It’s a great line, one that has the virtue of being both powerful and true.

With one, you know, small exception: In the Senate, the body in which both Obama and his rival serve,
it’s McCain who has the worst vote-attendance record: he’s attended only 36.2 percent of votes, missing 407 since the start of the 110th Congress. In this, the Arizona senator holds the dubious distinction of besting Tim Johnson, the senator who was away from Washington for several months following a brain hemorrhage, and who clocks in at 51.3 percent attended.

Obama, though it’s still nothing for him to brag about, has a significantly better attendance record than McCain, with a 54.5 percent attendance record (290 votes missed).

So why would Giuliani bring Obama’s attendance record up in the first place, given the stones-to-glass-houses ratio of the attack? After all, McCain’s poor ranking—though low vote attendance, it should be noted, is common for senators who are also running for president—is well known fact (and, barring that, easily looked up). And though voting “present” and simply not showing up aren’t precisely the same, they’re certainly similar in spirit.

My guess is Giuliani’s assuming the members of the “liberal”/”elite”/”Ivy League”/”East Coast”/biased/mean/smelly media will be so focused on Palin’s speech that his voting record comment gets buried in the torrent of what-was-she-wearing and did-she-win-people-over and did-the-hockey-mom-thing-work, etc. And it’s a safe gamble, given the spirit of the evening.

But here’s hoping it doesn’t pay off. Because for all that we complain—rightly so—about the media preferring their own voices to those of the newsmakers they’re meant to cover when it comes to convention speeches, there’s one instance when their moderation is inarguably useful to voters.
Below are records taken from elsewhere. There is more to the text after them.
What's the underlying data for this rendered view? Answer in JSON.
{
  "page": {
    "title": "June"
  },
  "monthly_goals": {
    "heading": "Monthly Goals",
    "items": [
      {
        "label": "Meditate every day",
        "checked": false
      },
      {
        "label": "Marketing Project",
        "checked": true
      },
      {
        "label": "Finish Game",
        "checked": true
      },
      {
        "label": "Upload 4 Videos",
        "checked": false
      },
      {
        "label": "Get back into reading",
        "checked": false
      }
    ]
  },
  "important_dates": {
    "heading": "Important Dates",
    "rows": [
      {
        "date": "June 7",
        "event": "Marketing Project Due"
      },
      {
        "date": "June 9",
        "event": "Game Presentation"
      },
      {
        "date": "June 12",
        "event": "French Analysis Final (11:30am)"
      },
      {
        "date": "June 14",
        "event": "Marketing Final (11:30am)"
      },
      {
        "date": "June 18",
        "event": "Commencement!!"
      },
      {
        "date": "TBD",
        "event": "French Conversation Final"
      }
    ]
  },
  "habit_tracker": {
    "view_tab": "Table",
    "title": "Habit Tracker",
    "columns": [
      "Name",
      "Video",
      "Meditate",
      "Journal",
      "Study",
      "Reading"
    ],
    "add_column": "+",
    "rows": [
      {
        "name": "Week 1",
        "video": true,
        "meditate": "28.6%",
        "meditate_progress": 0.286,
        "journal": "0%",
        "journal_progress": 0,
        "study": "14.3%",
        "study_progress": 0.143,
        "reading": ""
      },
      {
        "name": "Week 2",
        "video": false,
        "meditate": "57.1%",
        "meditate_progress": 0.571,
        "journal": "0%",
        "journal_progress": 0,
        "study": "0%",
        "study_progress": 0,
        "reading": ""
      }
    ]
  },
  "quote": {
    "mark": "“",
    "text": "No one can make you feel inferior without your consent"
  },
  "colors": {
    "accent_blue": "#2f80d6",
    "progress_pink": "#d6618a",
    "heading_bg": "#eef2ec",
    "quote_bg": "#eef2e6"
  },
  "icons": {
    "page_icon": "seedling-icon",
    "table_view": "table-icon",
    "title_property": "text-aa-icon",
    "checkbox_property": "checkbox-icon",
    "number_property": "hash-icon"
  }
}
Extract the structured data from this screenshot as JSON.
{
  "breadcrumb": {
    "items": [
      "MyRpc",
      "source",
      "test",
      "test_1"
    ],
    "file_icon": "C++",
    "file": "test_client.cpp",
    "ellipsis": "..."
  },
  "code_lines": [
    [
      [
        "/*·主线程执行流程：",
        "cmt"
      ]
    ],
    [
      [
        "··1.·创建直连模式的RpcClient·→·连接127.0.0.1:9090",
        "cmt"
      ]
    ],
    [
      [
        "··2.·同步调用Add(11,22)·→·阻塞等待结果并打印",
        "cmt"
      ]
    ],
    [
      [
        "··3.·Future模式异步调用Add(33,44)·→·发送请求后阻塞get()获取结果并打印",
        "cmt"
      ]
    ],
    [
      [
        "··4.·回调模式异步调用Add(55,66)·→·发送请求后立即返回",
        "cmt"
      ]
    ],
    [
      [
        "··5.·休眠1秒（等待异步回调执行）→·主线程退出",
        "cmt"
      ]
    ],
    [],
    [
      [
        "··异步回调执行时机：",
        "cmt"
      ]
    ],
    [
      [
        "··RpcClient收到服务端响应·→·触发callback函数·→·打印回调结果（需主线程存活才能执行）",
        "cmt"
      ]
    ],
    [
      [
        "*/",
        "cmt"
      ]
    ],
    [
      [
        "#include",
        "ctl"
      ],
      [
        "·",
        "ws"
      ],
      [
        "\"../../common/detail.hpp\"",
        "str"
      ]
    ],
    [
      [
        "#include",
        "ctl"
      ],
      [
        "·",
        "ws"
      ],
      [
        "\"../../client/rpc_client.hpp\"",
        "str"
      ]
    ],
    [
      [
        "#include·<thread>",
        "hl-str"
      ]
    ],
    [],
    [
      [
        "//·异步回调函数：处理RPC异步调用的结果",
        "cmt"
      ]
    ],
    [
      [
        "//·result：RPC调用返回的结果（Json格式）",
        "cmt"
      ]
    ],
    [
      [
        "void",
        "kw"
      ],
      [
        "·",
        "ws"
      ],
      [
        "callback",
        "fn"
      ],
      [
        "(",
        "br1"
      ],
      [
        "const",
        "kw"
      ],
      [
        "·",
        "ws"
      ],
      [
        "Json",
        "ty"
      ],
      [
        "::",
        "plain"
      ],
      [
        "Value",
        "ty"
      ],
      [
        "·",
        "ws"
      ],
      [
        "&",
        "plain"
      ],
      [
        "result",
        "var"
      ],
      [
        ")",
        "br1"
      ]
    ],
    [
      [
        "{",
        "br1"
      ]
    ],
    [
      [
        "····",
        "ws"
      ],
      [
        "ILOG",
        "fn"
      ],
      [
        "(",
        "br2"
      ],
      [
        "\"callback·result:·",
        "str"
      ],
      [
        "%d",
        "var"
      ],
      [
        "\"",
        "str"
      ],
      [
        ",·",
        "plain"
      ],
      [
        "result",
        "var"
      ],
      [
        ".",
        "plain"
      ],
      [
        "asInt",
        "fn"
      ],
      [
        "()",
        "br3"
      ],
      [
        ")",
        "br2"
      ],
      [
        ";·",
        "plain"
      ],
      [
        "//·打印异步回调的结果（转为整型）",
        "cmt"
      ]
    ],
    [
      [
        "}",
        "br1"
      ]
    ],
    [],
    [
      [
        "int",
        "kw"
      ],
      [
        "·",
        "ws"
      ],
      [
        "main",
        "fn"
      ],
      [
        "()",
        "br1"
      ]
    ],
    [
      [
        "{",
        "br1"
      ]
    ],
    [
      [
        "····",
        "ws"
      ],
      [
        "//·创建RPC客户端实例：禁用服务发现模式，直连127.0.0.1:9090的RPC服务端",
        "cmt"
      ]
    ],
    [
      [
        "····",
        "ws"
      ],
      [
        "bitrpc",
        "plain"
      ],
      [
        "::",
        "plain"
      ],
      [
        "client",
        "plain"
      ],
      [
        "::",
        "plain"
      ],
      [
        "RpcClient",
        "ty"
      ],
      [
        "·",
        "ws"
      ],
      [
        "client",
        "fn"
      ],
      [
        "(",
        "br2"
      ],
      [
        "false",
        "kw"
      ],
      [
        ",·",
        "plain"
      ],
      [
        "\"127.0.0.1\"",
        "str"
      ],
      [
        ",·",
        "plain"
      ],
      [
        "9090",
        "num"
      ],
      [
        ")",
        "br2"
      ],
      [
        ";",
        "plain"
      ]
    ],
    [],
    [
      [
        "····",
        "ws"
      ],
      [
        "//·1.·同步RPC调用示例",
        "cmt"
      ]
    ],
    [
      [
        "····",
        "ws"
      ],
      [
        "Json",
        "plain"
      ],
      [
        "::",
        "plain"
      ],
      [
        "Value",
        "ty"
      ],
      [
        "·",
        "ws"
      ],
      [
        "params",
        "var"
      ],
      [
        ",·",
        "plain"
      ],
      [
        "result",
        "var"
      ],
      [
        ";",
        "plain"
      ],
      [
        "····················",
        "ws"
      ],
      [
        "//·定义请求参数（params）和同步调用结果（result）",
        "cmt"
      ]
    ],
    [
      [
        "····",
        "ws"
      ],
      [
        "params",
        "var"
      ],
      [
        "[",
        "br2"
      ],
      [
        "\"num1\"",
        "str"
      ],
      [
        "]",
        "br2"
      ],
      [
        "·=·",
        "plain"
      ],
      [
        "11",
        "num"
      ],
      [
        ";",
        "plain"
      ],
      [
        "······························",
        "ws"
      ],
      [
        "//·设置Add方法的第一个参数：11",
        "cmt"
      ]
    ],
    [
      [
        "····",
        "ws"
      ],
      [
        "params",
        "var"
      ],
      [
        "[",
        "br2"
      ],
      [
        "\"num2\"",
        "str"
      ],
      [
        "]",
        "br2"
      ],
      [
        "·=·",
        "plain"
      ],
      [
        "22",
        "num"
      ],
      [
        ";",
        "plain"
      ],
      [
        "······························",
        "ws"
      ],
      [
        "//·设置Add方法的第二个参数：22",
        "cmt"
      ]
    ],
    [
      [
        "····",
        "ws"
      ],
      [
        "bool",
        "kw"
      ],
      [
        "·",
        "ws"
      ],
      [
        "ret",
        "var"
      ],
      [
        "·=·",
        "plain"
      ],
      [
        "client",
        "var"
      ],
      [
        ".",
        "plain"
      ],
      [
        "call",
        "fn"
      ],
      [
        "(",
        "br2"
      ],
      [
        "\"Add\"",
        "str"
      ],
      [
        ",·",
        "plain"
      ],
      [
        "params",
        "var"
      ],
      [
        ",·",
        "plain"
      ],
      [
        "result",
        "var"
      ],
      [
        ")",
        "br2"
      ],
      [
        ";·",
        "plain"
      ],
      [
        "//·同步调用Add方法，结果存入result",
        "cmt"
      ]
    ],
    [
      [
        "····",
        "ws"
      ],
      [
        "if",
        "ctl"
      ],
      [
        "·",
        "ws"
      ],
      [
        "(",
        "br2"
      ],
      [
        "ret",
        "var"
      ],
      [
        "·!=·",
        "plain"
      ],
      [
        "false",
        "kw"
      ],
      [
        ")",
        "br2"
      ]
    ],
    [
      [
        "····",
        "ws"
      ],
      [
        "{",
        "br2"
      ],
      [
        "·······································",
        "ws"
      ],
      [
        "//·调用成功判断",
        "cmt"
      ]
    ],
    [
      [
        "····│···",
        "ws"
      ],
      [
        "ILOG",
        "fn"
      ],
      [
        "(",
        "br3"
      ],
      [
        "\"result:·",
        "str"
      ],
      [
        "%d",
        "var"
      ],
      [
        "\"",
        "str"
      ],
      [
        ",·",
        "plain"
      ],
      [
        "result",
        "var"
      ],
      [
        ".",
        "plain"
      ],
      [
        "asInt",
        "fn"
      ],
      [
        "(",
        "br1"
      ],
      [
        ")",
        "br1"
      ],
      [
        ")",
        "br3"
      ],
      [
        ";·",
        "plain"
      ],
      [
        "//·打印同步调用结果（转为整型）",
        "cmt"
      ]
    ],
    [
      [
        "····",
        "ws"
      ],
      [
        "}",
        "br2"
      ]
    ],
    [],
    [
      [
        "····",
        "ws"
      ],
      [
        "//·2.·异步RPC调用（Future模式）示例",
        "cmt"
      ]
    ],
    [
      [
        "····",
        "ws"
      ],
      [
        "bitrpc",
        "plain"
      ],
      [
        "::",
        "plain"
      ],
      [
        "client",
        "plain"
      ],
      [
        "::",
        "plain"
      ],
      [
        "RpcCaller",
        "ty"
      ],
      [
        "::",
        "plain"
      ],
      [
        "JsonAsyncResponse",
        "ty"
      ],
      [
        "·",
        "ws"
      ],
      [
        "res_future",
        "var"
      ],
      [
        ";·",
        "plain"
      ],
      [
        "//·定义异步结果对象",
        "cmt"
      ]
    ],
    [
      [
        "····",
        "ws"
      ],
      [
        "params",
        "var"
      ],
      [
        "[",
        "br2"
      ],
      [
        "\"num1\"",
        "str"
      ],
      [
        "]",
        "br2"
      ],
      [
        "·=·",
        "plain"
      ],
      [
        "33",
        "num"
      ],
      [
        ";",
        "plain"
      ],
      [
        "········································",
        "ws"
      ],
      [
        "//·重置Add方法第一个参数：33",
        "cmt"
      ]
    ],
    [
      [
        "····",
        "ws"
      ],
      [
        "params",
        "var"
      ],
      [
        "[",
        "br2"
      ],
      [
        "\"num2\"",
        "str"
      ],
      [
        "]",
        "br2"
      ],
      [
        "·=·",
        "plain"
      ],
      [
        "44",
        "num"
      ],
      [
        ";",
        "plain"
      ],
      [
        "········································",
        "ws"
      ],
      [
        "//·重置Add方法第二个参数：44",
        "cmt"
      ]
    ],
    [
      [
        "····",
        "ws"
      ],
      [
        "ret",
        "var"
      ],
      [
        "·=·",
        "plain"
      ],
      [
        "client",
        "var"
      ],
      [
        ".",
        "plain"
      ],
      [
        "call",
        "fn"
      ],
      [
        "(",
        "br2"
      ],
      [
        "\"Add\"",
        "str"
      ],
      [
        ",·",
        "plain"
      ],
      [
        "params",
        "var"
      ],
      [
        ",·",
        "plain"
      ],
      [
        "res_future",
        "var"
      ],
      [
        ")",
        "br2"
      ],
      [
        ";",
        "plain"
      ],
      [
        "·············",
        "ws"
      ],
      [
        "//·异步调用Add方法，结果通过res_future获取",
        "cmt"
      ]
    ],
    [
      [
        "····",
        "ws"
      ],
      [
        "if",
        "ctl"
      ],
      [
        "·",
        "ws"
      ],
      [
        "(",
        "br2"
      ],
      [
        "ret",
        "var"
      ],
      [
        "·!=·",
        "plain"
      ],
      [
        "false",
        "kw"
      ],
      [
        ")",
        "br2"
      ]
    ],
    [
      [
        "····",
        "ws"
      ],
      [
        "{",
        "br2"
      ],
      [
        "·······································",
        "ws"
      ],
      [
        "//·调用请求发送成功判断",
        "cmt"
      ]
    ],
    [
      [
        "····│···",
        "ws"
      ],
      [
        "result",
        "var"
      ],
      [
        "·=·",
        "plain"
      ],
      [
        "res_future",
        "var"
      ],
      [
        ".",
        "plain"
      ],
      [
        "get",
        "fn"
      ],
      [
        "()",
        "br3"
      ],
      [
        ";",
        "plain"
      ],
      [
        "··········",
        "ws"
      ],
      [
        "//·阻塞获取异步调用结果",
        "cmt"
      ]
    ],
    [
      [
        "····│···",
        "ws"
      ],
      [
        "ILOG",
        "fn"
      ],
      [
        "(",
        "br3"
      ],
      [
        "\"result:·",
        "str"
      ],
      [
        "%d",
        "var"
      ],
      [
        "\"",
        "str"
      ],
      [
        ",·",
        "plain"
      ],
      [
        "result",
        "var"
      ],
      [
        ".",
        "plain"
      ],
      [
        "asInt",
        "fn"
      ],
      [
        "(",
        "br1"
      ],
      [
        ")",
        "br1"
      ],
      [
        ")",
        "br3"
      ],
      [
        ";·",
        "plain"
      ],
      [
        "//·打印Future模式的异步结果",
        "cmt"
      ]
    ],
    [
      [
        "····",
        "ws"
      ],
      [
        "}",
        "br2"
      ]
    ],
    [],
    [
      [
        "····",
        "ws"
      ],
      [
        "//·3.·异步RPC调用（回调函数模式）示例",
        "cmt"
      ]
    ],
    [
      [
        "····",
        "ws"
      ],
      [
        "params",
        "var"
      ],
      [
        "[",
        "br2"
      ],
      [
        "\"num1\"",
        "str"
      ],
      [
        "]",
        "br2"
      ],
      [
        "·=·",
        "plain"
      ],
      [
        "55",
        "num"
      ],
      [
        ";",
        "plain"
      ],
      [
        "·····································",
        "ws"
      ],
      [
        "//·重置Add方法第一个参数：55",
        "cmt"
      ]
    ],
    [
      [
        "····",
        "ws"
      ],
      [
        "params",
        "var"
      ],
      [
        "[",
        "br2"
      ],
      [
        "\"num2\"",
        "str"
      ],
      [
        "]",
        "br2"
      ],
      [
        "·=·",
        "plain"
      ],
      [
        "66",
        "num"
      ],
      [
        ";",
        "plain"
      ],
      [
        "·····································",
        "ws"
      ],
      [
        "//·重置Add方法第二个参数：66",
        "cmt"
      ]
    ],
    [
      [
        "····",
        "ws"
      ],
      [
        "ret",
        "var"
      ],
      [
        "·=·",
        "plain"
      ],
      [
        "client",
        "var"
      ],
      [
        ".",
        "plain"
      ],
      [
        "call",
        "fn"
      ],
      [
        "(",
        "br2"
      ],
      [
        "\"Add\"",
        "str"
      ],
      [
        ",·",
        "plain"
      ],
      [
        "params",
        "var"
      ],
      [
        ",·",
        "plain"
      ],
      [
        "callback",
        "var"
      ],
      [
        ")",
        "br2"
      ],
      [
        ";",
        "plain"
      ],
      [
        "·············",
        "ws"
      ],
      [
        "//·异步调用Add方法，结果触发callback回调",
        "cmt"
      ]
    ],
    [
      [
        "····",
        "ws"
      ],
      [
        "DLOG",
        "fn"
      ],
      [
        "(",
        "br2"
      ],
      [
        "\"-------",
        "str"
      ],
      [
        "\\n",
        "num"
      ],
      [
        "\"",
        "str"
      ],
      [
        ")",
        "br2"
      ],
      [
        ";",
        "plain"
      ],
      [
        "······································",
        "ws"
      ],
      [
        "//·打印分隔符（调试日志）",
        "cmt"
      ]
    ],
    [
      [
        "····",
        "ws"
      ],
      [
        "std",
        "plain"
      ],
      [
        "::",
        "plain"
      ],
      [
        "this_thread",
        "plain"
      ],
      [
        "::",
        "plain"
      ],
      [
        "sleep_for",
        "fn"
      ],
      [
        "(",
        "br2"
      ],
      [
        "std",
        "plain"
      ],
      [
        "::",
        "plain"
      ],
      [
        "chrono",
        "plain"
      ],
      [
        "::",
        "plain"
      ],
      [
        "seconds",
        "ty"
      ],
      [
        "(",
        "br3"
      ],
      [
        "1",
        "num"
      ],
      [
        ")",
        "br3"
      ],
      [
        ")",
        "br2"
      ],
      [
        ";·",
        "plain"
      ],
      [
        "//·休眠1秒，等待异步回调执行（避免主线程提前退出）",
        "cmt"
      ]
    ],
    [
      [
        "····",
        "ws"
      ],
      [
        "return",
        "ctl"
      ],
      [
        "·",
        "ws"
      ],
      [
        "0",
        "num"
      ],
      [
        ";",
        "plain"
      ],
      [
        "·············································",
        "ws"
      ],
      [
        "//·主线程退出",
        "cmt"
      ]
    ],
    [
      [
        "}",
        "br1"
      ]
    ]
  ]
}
And that is when it can keep politicians’ claims in check and, in the process, set the record straight.

Megan Garber is an assistant editor at the Nieman Journalism Lab at Harvard University. She was formerly a CJR staff writer.